[Start of section]

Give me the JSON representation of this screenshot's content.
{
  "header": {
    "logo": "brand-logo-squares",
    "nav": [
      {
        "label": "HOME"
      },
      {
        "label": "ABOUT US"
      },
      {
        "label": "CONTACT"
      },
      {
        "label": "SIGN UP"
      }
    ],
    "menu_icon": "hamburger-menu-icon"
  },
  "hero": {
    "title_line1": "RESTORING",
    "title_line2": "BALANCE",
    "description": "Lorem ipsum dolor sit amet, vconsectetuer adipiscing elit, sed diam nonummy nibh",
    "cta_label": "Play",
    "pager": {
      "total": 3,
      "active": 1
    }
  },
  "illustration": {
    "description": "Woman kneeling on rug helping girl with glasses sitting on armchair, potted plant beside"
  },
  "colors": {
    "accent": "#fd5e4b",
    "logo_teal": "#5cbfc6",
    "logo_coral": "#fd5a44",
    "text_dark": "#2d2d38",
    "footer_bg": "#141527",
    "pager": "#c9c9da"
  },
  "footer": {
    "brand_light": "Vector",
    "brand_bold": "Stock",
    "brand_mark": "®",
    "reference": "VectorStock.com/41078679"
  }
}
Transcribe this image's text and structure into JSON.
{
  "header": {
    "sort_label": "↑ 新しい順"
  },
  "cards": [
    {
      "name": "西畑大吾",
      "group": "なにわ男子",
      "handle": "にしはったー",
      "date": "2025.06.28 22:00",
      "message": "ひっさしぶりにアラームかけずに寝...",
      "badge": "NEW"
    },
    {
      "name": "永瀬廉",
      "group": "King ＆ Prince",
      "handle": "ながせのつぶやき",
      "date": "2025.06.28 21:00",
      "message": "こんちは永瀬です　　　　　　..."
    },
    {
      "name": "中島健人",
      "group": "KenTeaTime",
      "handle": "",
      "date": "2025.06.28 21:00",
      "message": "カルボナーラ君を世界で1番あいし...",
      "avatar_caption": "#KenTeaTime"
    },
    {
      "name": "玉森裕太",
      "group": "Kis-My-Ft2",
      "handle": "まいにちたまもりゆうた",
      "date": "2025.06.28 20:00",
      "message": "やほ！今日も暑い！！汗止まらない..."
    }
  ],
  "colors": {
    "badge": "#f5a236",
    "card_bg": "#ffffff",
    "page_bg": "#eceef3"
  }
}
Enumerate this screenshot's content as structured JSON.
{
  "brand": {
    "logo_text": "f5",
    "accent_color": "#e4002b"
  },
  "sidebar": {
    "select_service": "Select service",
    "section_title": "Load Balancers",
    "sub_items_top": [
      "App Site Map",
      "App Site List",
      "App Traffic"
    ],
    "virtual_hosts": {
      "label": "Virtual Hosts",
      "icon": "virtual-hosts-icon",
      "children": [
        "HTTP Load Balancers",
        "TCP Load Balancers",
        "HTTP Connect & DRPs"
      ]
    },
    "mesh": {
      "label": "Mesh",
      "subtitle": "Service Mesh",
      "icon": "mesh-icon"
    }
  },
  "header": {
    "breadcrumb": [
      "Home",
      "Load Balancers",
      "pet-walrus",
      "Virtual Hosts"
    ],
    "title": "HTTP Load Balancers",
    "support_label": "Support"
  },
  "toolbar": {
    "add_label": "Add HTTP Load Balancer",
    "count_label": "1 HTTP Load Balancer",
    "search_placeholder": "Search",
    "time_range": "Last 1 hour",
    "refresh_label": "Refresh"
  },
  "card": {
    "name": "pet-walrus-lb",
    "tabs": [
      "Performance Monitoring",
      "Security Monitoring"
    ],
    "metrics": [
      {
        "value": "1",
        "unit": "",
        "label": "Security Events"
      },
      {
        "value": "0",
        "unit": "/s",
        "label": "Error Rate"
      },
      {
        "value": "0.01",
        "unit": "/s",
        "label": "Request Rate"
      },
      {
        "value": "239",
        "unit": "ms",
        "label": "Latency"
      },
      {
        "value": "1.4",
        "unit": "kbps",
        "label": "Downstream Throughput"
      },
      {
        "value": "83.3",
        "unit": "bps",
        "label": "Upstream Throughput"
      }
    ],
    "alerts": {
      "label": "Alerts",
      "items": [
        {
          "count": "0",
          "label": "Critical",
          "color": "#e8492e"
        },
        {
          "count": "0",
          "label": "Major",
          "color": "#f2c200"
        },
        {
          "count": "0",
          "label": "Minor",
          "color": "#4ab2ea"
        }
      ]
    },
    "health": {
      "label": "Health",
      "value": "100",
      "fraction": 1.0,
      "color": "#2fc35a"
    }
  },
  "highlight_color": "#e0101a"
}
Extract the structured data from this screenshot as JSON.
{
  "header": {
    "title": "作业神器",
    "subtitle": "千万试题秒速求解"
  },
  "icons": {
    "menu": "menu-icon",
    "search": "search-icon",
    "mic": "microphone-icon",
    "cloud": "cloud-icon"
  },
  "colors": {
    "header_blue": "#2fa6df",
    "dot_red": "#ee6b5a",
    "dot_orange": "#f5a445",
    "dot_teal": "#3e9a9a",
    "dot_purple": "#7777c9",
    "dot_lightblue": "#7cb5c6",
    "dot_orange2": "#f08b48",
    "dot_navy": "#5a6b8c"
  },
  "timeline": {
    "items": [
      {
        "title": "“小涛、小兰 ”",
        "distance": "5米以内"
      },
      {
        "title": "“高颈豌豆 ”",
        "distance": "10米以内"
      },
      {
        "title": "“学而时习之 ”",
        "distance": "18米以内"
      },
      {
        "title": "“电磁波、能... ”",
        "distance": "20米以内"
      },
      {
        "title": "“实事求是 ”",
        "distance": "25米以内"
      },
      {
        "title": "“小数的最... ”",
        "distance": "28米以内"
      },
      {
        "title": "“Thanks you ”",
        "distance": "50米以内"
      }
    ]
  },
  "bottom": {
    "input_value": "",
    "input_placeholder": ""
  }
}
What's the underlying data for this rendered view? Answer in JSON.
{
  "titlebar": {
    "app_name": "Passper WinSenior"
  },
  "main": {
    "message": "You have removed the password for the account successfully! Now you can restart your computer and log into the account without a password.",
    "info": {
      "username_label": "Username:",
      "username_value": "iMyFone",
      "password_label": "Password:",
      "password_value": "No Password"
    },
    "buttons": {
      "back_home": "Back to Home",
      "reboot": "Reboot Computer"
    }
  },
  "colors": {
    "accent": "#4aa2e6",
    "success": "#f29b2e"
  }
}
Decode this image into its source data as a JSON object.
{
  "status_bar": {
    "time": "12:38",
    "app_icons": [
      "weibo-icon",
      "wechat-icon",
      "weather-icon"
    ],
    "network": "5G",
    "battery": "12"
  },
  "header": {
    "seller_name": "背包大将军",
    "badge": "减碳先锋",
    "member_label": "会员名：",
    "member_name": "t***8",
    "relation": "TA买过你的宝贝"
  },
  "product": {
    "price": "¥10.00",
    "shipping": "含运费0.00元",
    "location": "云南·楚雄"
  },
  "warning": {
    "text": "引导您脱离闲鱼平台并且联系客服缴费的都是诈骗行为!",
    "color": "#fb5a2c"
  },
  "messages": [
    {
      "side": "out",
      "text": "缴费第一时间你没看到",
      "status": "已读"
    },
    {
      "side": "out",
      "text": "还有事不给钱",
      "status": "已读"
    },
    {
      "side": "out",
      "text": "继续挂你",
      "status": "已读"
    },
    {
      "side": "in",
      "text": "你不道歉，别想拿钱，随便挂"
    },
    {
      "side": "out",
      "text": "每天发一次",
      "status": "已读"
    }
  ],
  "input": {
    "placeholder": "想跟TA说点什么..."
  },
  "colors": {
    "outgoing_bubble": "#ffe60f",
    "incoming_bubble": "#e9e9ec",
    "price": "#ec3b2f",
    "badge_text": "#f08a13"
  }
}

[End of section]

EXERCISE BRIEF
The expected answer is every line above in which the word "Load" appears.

EXERCISE SOLUTION
    "section_title": "Load Balancers",
        "HTTP Load Balancers",
        "TCP Load Balancers",
      "Load Balancers",
    "title": "HTTP Load Balancers",
    "add_label": "Add HTTP Load Balancer",
    "count_label": "1 HTTP Load Balancer",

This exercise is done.